- Given records:
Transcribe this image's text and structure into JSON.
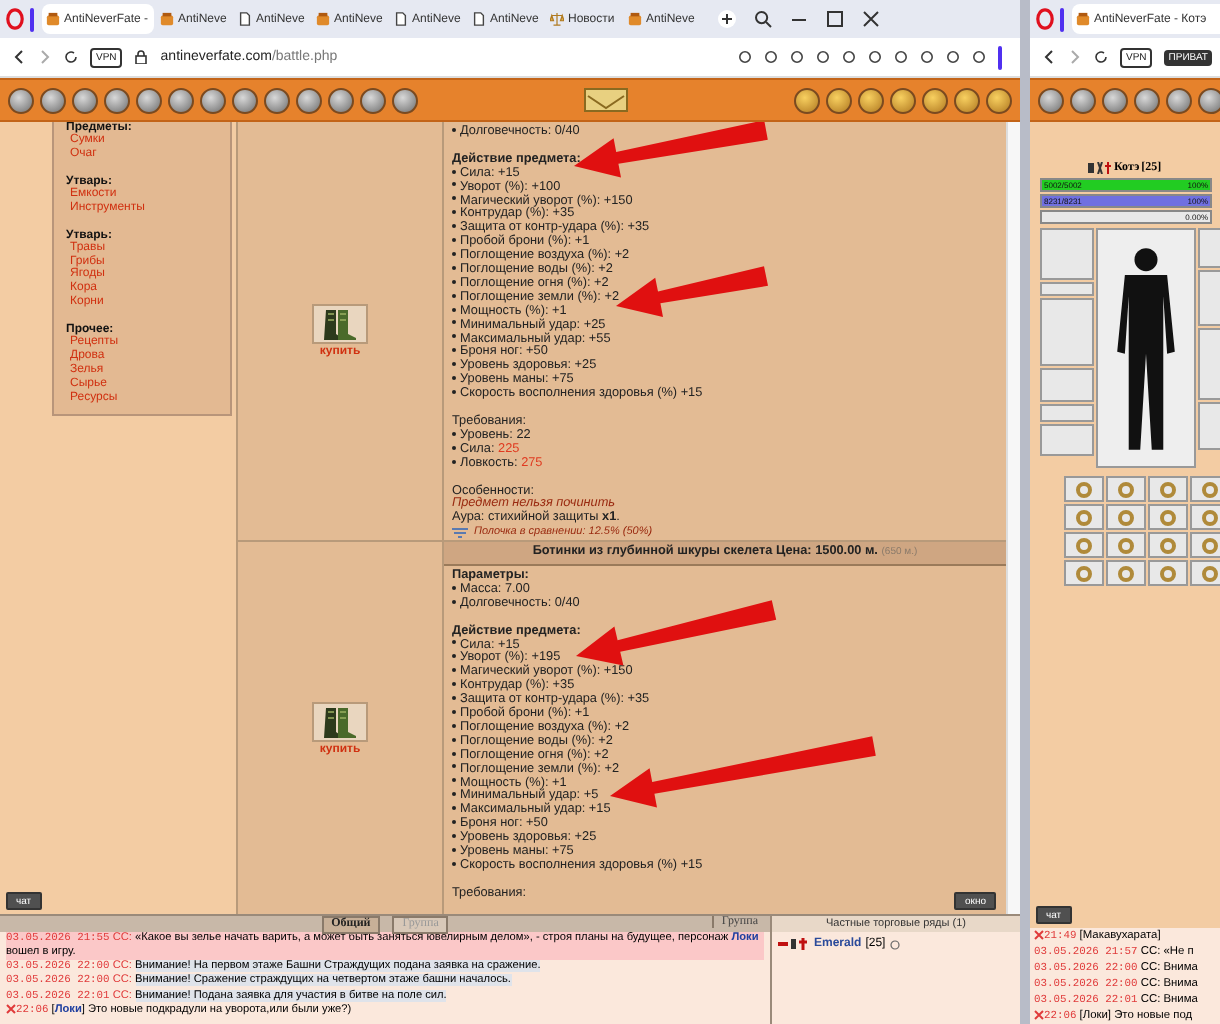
{
  "main_window": {
    "tabs": [
      {
        "title": "AntiNeverFate -",
        "kind": "game",
        "selected": true
      },
      {
        "title": "AntiNeve",
        "kind": "game",
        "selected": false
      },
      {
        "title": "AntiNeve",
        "kind": "doc",
        "selected": false
      },
      {
        "title": "AntiNeve",
        "kind": "game",
        "selected": false
      },
      {
        "title": "AntiNeve",
        "kind": "doc",
        "selected": false
      },
      {
        "title": "AntiNeve",
        "kind": "doc",
        "selected": false
      },
      {
        "title": "Новости",
        "kind": "news",
        "selected": false
      },
      {
        "title": "AntiNeve",
        "kind": "game",
        "selected": false
      }
    ],
    "address": {
      "vpn": "VPN",
      "domain": "antineverfate.com",
      "path": "/battle.php"
    },
    "sidebar": [
      {
        "title": "Предметы:",
        "items": [
          "Сумки",
          "Очаг"
        ]
      },
      {
        "title": "Утварь:",
        "items": [
          "Емкости",
          "Инструменты"
        ]
      },
      {
        "title": "Утварь:",
        "items": [
          "Травы",
          "Грибы",
          "Ягоды",
          "Кора",
          "Корни"
        ]
      },
      {
        "title": "Прочее:",
        "items": [
          "Рецепты",
          "Дрова",
          "Зелья",
          "Сырье",
          "Ресурсы"
        ]
      }
    ],
    "items": [
      {
        "buy": "купить",
        "sections": [
          {
            "kind": "stats",
            "lines": [
              "Долговечность: 0/40"
            ]
          },
          {
            "kind": "stats",
            "title": "Действие предмета:",
            "lines": [
              "Сила: +15",
              "Уворот (%): +100",
              "Магический уворот (%): +150",
              "Контрудар (%): +35",
              "Защита от контр-удара (%): +35",
              "Пробой брони (%): +1",
              "Поглощение воздуха (%): +2",
              "Поглощение воды (%): +2",
              "Поглощение огня (%): +2",
              "Поглощение земли (%): +2",
              "Мощность (%): +1",
              "Минимальный удар: +25",
              "Максимальный удар: +55",
              "Броня ног: +50",
              "Уровень здоровья: +25",
              "Уровень маны: +75",
              "Скорость восполнения здоровья (%) +15"
            ]
          },
          {
            "kind": "requirements",
            "title": "Требования:",
            "lines": [
              {
                "label": "Уровень:",
                "value": "22",
                "unmet": false
              },
              {
                "label": "Сила:",
                "value": "225",
                "unmet": true
              },
              {
                "label": "Ловкость:",
                "value": "275",
                "unmet": true
              }
            ]
          },
          {
            "kind": "features",
            "title": "Особенности:",
            "note": "Предмет нельзя починить",
            "aura": "Аура: стихийной защиты **x1**.",
            "compare": "Полочка в сравнении: 12.5% (50%)"
          }
        ]
      },
      {
        "buy": "купить",
        "header": {
          "title": "Ботинки из глубинной шкуры скелета Цена: 1500.00 м.",
          "note": "(650 м.)"
        },
        "sections": [
          {
            "kind": "stats",
            "title": "Параметры:",
            "lines": [
              "Масса: 7.00",
              "Долговечность: 0/40"
            ]
          },
          {
            "kind": "stats",
            "title": "Действие предмета:",
            "lines": [
              "Сила: +15",
              "Уворот (%): +195",
              "Магический уворот (%): +150",
              "Контрудар (%): +35",
              "Защита от контр-удара (%): +35",
              "Пробой брони (%): +1",
              "Поглощение воздуха (%): +2",
              "Поглощение воды (%): +2",
              "Поглощение огня (%): +2",
              "Поглощение земли (%): +2",
              "Мощность (%): +1",
              "Минимальный удар: +5",
              "Максимальный удар: +15",
              "Броня ног: +50",
              "Уровень здоровья: +25",
              "Уровень маны: +75",
              "Скорость восполнения здоровья (%) +15"
            ]
          },
          {
            "kind": "requirements",
            "title": "Требования:"
          }
        ]
      }
    ],
    "chat_button": "чат",
    "window_button": "окно",
    "chat_tabs": [
      {
        "label": "Общий",
        "selected": true
      },
      {
        "label": "Группа",
        "selected": false
      }
    ],
    "chat_tab_right": "Группа",
    "chat": [
      {
        "kind": "system",
        "highlighted": true,
        "time": "03.05.2026 21:55",
        "sender": "СС:",
        "text": "«Какое вы зелье начать варить, а может быть заняться ювелирным делом», - строя планы на будущее, персонаж **Локи** вошел в игру."
      },
      {
        "kind": "system",
        "highlighted": false,
        "time": "03.05.2026 22:00",
        "sender": "СС:",
        "text": "Внимание! На первом этаже Башни Страждущих подана заявка на сражение."
      },
      {
        "kind": "system",
        "highlighted": false,
        "time": "03.05.2026 22:00",
        "sender": "СС:",
        "text": "Внимание! Сражение страждущих на четвертом этаже башни началось."
      },
      {
        "kind": "system",
        "highlighted": false,
        "time": "03.05.2026 22:01",
        "sender": "СС:",
        "text": "Внимание! Подана заявка для участия в битве на поле сил."
      },
      {
        "kind": "player",
        "highlighted": false,
        "time": "22:06",
        "text": "[**Локи**] Это новые подкрадули на уворота,или были уже?)"
      }
    ],
    "trade": {
      "title": "Частные торговые ряды (1)",
      "players": [
        {
          "name": "Emerald",
          "level": "[25]"
        }
      ]
    }
  },
  "side_window": {
    "tab": "AntiNeverFate - Котэ",
    "vpn": "VPN",
    "private": "ПРИВАТ",
    "character": {
      "name": "Котэ",
      "level": "[25]",
      "bars": [
        {
          "text": "5002/5002",
          "pct": "100%",
          "level": 1,
          "color": "#22cc22"
        },
        {
          "text": "8231/8231",
          "pct": "100%",
          "level": 1,
          "color": "#7070e0"
        },
        {
          "pct": "0.00%",
          "level": 0
        }
      ]
    },
    "chat_button": "чат",
    "chat": [
      {
        "kind": "player",
        "time": "21:49",
        "text": "[Макавухарата]"
      },
      {
        "kind": "system",
        "time": "03.05.2026 21:57",
        "text": "СС: «Не п"
      },
      {
        "kind": "system",
        "time": "03.05.2026 22:00",
        "text": "СС: Внима"
      },
      {
        "kind": "system",
        "time": "03.05.2026 22:00",
        "text": "СС: Внима"
      },
      {
        "kind": "system",
        "time": "03.05.2026 22:01",
        "text": "СС: Внима"
      },
      {
        "kind": "player",
        "time": "22:06",
        "text": "[Локи] Это новые под"
      }
    ]
  }
}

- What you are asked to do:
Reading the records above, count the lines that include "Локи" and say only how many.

- Answer to this task:
3